The US Food and Drug Administration review of the safety and effectiveness of nonstandardized allergen extracts.

Slater JE, Menzies SL, Bridgewater J, Mosquera A, Zinderman CE, Ou AC, Maloney D, Cook CM, Rabin RL


BACKGROUND: Nonstandardized allergen extracts have been used for a century. Until 1972, these products were regulated by the National Institutes of Health, and products were not required to have an individualized showing of effectiveness. Jurisdiction was then transferred to the US Food and Drug Administration (FDA), which established external review panels to make recommendations regarding safety and effectiveness. Two external panels deliberated, the first from 1974-1979 and the second from 1982-1983. OBJECTIVE: We sought to review external panels' recommendations and assess the safety and effectiveness of nonstandardized allergen extracts, FDA-reviewed available literature, and databases since 1972. METHODS: Currently licensed nonstandardized allergen extracts were reviewed according to extract type. Available data were collected from medical and nonscientific search engines. Nomenclature was ascertained by consulting www.itis.gov or www.atcc.org. The FDA's Adverse Event Reporting System was probed for events associated with extract use. Provisional threshold levels of safety and effectiveness were established, and extracts were sorted according to whether they met the thresholds. RESULTS: In the Adverse Event Reporting System, there were 178 adverse event reports, including 13 deaths, associated with allergen extract use over 23 years. No single group of extracts predominated. Among 1269 allergen extracts reviewed, there were 480 for which use in the diagnosis and treatment of allergic disease were addressed in the literature, 207 for which only diagnostic use was addressed, 565 for which minimal or no supportive literature was identified, and 17 for which potential safety concerns were found. CONCLUSIONS: When used according to professional guidelines, almost all nonstandardized allergen extracts for diagnosis and therapy appear to be safe. Provisional thresholds of effectiveness were met by 54% of extracts reviewed.
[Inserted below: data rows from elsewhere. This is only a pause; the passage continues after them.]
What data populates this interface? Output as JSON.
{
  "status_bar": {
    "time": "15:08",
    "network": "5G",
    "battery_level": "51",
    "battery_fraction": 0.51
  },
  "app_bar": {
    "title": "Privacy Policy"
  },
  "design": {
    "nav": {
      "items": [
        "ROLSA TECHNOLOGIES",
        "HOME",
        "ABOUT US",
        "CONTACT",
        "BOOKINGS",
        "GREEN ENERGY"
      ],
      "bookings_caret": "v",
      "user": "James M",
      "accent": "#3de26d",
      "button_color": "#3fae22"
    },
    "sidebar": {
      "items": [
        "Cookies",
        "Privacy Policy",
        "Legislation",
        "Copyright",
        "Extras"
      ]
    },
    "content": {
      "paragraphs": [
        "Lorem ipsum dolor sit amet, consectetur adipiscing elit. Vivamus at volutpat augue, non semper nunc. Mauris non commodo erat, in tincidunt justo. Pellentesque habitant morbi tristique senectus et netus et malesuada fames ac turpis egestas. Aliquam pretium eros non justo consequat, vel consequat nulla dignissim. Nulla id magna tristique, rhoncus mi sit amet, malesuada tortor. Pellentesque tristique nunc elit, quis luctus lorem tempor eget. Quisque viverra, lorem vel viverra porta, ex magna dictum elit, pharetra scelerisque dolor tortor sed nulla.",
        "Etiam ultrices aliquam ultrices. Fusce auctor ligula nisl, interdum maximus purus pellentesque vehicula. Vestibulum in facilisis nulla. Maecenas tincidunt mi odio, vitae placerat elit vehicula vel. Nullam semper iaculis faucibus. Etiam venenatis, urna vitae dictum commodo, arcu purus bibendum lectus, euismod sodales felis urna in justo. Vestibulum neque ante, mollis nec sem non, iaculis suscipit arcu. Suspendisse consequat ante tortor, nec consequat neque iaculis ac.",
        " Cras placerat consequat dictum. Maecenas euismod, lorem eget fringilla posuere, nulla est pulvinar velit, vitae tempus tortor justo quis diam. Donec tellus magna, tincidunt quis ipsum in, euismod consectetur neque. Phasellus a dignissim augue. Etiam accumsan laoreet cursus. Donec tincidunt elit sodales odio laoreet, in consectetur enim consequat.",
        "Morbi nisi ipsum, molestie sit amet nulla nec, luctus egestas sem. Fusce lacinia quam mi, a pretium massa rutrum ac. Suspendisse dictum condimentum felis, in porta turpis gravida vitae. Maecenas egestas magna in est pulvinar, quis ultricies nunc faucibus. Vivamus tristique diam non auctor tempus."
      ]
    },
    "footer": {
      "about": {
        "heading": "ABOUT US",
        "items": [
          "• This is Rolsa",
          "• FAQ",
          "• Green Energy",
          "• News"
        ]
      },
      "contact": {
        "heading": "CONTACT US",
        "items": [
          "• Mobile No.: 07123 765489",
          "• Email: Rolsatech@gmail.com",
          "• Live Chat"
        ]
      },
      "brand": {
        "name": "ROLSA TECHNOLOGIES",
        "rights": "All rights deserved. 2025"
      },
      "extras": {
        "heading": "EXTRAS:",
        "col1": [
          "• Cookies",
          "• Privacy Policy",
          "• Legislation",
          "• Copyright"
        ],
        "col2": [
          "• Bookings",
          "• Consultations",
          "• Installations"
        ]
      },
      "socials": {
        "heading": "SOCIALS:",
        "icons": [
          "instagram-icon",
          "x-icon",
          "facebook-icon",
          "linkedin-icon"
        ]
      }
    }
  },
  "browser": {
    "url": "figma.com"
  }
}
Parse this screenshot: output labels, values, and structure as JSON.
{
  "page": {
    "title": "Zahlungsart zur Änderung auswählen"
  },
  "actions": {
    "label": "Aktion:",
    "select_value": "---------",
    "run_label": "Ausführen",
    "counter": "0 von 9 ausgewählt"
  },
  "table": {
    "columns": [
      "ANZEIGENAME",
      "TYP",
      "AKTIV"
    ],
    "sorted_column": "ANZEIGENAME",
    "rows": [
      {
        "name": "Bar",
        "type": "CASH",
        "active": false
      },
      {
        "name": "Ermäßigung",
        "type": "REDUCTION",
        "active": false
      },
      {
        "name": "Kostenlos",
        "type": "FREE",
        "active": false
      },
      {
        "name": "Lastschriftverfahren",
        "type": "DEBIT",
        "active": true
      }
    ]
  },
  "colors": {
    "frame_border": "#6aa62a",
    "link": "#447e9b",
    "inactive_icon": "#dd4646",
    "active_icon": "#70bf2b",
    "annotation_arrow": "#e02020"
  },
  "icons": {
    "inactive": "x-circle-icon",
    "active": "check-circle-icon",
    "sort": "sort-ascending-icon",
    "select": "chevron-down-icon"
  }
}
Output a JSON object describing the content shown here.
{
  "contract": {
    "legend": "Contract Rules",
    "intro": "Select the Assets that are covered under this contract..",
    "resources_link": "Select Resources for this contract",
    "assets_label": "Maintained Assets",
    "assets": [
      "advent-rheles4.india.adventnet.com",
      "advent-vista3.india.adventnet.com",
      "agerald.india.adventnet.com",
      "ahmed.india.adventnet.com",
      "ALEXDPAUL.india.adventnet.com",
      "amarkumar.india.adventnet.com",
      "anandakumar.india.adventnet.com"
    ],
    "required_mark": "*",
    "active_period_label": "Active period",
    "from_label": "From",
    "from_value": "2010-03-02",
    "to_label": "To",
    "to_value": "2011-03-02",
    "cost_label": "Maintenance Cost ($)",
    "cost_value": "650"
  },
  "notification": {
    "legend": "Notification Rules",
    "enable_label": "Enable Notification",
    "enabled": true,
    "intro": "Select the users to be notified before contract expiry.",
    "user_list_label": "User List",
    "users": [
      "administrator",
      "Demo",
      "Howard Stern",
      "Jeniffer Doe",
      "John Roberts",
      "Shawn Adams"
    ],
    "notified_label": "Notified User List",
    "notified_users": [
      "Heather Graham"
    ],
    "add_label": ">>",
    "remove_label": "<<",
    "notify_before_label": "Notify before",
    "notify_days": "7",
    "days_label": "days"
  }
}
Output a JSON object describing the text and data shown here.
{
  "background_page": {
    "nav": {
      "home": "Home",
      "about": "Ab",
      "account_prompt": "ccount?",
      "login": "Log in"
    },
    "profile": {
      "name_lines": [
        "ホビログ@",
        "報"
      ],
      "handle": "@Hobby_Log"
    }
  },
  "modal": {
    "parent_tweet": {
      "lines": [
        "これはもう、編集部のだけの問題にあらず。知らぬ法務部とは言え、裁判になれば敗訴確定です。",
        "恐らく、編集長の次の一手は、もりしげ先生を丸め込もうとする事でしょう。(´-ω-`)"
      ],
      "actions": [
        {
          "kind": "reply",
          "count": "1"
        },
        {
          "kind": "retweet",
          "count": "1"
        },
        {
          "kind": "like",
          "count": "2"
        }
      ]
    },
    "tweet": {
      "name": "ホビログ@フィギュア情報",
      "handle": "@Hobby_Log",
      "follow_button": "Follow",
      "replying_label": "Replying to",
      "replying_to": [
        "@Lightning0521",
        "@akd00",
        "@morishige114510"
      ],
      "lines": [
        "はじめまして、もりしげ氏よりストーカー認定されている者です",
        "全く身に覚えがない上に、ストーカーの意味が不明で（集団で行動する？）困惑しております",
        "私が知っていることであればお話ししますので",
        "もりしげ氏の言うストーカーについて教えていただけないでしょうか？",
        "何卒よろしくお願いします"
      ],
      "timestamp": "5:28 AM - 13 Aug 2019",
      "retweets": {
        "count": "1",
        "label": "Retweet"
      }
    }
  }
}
Category: Journal Article
PubMed ID: #22341039 DOI: 10.1016/j.jaci.2012.01.066
Includes FDA Authors from Scientific Area(s): Biologics
Entry Created: 2012-02-22 Entry Last Modified: 2012-08-29